I'm Giving up Lent for Lent
Dr. Paul Dean is a pastor, cultural commentator, and author. He serves as a Regional Mentor with the International Association of Biblical Counselors, speaks at several conferences throughout the year, and provides training for ministers and churches on a regular basis. Paul resides in the Upstate of South Carolina with his wife and three children.
- 2014 Mar 14
I had an E.F. Hutton moment when I walked into a deli in New Orleans and ordered a roast beef sandwich on Friday during Lent. As soon as I realized what the stares were all about I quickly changed my order out of respect. At the same time, having lived in New Orleans for a number of years, I was asked more than once why I didn’t observe Lent. Depending upon who was doing the asking my typical reply might start with, “You mean aside from its pagan origin, its popish idolatry, and its cultural hypocrisy?” The quip about cultural hypocrisy was contextually related to Mardi Gras – you know, since we were in New Orleans and all – just saying.
I’ve read the arguments from evangelicals as to why we should consider observing lent (despite the other stuff that goes with it). They say it’s good to give up something during Lent to curtail our satiation with things (as if things themselves are somehow evil). Sure Christians can fast in order to focus on God but it has nothing to do with satiation. When we fast we pray; its fasting that prompts us to pray for something specific and reminds us of our complete dependence on God. But an annual forty day observance rooted in a false dichotomy between the secular and the sacred, or a vain attempt to get closer to God, or in a quest to experience some kind of religious feeling because of the observance, or any other such notion flies in the face of biblical teaching on worship, sanctification, and the Christian life. But I’ll say this too: if you are satiated – if you’re too wrapped up in things or spend too much time watching TV for example, God won’t be pleased with a forty day hiatus from too much TV watching and then back to sinning as usual. God’s opinion of false repentance or what He calls morning cloud faithfulness isn’t very high (Hosea 6:4).
If anything is clear in the New Testament concerning worship it’s that all of life is worship.
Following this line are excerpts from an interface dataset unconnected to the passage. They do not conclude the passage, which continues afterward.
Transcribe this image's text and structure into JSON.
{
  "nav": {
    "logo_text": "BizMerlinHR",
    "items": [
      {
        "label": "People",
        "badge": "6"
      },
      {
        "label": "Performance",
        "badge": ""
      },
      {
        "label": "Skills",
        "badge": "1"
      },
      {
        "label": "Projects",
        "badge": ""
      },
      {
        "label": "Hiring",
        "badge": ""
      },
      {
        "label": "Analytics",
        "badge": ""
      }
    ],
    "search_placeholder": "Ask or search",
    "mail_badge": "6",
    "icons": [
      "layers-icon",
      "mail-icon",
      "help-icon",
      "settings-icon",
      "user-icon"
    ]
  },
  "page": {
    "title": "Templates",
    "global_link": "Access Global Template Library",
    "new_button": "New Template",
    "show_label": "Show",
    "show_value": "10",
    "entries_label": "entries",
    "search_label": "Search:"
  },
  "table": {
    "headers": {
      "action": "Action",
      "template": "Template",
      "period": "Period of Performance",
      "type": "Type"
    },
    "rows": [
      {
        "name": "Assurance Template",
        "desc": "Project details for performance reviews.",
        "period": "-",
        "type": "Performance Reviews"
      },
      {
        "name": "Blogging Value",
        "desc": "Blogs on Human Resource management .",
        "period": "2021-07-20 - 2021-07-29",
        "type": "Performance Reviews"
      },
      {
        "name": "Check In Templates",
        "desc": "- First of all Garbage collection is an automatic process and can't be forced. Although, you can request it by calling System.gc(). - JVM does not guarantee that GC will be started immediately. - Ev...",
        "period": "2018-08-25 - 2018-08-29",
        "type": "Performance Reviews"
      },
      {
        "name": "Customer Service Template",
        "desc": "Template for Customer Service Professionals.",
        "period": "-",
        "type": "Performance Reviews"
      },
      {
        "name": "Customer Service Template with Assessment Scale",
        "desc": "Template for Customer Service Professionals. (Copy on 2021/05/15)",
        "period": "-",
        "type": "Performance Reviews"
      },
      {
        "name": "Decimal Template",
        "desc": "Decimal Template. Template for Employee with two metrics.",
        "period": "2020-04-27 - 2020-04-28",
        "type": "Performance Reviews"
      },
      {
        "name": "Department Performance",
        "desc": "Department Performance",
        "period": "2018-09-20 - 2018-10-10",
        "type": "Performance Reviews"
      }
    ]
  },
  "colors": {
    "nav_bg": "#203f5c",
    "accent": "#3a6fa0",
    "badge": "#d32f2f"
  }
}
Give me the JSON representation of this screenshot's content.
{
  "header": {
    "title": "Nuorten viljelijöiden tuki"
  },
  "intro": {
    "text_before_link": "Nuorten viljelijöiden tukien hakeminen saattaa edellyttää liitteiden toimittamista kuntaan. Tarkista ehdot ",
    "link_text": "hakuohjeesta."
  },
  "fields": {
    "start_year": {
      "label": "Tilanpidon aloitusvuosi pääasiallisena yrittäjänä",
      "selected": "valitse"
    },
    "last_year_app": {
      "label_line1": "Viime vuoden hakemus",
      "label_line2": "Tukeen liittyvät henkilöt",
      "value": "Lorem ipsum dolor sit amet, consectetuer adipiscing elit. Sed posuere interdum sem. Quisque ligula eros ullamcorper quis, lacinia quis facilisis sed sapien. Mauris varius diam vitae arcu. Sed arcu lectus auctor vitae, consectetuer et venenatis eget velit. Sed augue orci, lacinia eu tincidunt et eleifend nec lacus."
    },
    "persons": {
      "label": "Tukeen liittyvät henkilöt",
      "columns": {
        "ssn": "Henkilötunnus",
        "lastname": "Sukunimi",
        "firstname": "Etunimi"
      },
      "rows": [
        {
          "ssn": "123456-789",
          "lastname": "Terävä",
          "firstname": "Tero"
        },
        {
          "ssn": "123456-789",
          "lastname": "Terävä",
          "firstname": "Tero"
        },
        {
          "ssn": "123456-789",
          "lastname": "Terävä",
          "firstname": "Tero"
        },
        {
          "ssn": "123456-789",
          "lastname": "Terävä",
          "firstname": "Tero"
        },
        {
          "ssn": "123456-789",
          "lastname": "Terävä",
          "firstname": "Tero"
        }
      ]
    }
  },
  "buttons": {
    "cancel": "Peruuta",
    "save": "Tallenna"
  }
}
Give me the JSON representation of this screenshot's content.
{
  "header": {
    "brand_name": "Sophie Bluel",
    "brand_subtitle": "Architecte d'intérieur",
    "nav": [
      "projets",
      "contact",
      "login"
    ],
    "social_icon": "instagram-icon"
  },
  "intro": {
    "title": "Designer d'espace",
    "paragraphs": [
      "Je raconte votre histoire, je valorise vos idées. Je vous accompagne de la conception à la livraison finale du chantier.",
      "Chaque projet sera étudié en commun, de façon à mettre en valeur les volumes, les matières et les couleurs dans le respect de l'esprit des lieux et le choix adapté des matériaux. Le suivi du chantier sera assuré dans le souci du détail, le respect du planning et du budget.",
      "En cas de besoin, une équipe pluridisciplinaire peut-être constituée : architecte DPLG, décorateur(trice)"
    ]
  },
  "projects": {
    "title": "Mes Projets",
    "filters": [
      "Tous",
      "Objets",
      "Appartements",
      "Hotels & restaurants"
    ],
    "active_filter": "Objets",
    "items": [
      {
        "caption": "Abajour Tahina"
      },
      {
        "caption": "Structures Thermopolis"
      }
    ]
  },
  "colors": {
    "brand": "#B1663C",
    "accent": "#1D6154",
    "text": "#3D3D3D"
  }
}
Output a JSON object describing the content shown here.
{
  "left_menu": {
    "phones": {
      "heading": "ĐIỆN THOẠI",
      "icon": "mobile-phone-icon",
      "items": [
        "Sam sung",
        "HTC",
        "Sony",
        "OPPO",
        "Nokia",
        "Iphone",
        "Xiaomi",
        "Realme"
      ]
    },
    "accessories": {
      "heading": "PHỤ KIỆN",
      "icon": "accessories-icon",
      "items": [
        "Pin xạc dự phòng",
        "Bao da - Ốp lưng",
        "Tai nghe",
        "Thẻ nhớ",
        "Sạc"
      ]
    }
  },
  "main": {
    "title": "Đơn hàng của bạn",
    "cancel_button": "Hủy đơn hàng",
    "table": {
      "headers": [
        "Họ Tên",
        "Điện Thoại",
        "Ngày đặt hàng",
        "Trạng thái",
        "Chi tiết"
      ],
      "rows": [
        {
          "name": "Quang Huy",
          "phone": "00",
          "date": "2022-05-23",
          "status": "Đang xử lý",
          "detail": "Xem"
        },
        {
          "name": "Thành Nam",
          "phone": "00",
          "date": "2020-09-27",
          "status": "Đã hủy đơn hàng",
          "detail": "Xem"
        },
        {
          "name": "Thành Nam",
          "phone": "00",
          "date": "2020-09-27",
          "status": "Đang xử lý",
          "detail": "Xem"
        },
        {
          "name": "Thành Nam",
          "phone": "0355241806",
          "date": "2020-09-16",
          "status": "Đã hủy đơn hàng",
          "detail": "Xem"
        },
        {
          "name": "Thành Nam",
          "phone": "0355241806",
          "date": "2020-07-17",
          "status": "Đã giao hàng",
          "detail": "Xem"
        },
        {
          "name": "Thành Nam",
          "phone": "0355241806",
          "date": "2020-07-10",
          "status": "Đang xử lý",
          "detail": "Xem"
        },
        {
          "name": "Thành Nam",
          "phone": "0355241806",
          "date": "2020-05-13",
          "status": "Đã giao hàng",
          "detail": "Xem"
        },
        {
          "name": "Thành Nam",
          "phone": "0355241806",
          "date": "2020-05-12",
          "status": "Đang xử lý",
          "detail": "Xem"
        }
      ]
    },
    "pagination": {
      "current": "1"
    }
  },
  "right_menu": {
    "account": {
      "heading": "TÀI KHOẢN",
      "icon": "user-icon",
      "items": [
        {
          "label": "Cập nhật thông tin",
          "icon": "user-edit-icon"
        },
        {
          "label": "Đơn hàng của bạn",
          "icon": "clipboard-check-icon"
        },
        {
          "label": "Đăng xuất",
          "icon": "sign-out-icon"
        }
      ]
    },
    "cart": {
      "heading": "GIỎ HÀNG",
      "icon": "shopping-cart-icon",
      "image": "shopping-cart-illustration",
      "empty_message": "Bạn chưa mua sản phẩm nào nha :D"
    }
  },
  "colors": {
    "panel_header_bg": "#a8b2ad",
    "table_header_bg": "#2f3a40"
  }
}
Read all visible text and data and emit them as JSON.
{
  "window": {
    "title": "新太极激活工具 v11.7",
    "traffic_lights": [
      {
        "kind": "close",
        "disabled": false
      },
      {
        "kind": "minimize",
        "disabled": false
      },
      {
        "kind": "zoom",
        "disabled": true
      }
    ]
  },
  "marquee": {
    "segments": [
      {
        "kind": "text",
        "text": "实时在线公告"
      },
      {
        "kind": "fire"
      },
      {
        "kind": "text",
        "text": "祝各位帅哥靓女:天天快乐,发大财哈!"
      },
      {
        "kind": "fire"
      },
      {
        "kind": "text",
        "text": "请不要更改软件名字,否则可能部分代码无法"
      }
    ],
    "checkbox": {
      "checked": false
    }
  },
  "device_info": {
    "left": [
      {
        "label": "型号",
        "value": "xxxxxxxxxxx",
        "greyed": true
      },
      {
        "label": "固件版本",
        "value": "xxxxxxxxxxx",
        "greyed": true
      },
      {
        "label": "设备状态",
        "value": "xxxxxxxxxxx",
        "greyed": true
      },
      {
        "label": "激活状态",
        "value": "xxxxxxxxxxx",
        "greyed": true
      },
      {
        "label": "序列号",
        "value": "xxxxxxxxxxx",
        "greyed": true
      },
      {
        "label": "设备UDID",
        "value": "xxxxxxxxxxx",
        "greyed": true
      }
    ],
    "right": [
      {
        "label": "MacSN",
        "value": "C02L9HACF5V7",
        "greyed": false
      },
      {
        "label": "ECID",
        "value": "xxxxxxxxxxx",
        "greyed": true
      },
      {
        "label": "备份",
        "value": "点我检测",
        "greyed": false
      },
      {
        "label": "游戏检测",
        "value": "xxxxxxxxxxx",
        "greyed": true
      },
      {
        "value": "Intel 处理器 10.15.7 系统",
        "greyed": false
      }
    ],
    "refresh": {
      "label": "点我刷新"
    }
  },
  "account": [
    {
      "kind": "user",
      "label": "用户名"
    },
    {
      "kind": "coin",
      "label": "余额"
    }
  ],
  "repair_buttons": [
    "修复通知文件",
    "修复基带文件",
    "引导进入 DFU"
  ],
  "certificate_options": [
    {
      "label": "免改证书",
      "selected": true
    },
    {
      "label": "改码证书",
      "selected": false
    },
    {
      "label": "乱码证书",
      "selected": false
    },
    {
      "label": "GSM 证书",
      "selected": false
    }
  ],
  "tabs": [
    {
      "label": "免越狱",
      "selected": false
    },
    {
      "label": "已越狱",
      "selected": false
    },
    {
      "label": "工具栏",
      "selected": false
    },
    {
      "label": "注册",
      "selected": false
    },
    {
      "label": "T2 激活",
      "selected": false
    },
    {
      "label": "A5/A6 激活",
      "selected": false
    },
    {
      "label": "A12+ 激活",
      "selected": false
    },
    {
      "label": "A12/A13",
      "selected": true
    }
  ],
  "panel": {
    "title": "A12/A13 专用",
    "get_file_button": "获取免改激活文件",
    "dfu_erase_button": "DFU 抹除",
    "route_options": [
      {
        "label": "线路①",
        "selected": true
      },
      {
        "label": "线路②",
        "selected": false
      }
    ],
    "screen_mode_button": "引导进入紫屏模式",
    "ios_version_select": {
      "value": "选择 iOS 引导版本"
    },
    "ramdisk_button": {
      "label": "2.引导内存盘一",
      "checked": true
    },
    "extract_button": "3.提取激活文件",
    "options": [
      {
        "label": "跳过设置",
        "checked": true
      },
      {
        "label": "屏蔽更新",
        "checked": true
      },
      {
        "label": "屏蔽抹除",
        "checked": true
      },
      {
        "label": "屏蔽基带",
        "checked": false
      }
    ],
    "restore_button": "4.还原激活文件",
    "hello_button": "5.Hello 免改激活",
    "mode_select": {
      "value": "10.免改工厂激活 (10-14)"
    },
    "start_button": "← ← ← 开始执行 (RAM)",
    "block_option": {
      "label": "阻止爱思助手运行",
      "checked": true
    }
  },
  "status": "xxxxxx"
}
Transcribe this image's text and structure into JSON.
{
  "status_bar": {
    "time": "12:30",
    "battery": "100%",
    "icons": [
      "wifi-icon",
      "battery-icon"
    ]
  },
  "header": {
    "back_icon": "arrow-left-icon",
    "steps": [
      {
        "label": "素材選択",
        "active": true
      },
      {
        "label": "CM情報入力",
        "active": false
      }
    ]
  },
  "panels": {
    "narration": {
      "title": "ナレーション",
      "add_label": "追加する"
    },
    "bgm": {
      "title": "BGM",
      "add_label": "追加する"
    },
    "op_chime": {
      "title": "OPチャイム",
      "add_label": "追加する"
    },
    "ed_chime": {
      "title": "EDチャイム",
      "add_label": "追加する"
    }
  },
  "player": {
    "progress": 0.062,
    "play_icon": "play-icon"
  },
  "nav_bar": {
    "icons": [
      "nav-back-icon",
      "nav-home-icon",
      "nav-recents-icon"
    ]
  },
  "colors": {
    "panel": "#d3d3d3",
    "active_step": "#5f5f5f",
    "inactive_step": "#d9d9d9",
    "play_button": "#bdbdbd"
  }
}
We do all we do for the glory of God (1 Cor. 10:31); presenting our bodies a living sacrifice is our spiritual service of worship (Rom. 12:1); and we offer up spiritual sacrifices in the form of being good citizens that others might see the difference God has made in our lives (1 Peter 2). For the believer who thinks biblically, playing tennis is worship just as giving a cup of water is worship; evangelism, prayer, and fellowship is worship but so too is eating, work, and marital sex if engaged in with right motives. If you don’t have this mindset then something like Lent becomes nothing but an empty attempt to do something religious in an effort to please God.
Part of the problem is that too often we think that way about our Sunday morning gatherings. We think going to church is how we serve God or how we really worship God. It’s interesting the New Testament never tells us to gather for worship. Oh we’re told not to forsake the assembly and we’re told to exhort one another and provoke one another to love and good works. And when the body gathers we hear the word, pray, fellowship, break bread, and admonish one another in song. We even offer verbal and musical praises to God and indeed all of that is worship. But so is surfing for God’s glory or feeding the hungry in Christ’s name. We worship in different ways in different contexts but it’s all worship if we’re thinking biblically. God is no more pleased with me when I go to church than when I eat a hotdog for His glory. In fact, if I think in terms of going to church rather than being the church I’m already off track. When we think in terms of being the church then all of life becomes sacred and gathering with fellow believers is one of the many things we do in our all-encompassing worship of God. We gather to encourage one another to keep worshipping God 24/7. So, if I have to charge up my spiritual life with Lent, I’m so far off track I’m headed to the parking lot.
There may be some clear-thinking, theologically precise individual who can observe Lent with pure motives that don’t include denying self in order to gain more of God’s favor. But that person would be rare indeed. But here’s the real question: if God doesn’t command it; if it’s prone to lead most into idolatry; if it’s origin is pagan; if it’s practiced the world over by unbelievers captive to a man-made system of human merit; if it’s never really been part of evangelical practice; then why jump on the bandwagon now? Are we not being influenced by the latest trend as opposed to God’s word? And even if evangelicals seem to be spiritually lethargic is it ever time to jump the shark?
A number of those calling us to observe Lent have pointed out wrong ways and right ways to do so. That’s good. At the same time, it reminds me of something Tuco said in The Good, The Bad, and the Ugly, “When you have to shoot, shoot. Don’t talk.” When you need to repent, repent. Don’t wait ‘til Lent. My friend Ken Fryer cited Southern Baptist leader Micah Fries as one of those encouraging us to observe Lent. Ken said he was giving up Fries for Lent. Me too. I’m also giving up Lent for Lent.
Check out Dr. Dean’s new e-book “Naked and Unashamed: Liberating Sex from Cultural Captivity” at True Worldview. You’ll find other helpful resources there as well. Follow him on Twitter: @pauldeanjr.